BEGIN Supplied material
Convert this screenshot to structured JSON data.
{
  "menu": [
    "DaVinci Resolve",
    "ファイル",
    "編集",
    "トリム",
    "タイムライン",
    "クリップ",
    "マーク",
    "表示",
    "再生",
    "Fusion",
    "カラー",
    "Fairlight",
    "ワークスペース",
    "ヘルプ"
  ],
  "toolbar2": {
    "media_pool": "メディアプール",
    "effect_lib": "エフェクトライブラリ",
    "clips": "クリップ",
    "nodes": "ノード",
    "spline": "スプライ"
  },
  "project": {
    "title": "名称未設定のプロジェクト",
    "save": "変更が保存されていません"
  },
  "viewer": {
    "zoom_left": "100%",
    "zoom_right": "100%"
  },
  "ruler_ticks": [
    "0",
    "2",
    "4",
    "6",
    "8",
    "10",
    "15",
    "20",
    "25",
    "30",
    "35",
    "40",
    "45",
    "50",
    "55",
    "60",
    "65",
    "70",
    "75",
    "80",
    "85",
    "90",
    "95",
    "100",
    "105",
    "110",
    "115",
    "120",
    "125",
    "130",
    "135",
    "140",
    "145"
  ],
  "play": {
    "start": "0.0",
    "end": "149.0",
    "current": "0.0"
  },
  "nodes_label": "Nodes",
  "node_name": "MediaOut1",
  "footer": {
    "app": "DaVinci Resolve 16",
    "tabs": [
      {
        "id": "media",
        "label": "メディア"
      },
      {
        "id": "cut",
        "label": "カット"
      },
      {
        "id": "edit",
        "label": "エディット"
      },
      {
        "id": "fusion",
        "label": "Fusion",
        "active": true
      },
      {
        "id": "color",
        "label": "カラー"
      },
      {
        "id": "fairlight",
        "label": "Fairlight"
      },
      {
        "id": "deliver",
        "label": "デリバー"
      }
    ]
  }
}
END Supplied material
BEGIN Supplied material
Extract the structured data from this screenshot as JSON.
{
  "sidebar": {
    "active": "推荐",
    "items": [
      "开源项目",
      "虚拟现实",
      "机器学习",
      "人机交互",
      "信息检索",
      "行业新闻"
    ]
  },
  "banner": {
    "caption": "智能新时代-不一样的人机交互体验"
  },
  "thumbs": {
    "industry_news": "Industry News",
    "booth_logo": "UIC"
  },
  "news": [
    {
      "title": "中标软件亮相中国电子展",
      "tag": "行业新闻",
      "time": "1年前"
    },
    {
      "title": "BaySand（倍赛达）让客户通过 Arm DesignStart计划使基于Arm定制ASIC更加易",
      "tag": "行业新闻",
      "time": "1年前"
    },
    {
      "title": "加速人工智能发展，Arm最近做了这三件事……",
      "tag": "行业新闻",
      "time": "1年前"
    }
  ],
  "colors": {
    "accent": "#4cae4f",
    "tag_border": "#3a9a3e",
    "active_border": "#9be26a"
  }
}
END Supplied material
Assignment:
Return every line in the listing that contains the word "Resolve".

Response area:
    "DaVinci Resolve",
    "app": "DaVinci Resolve 16",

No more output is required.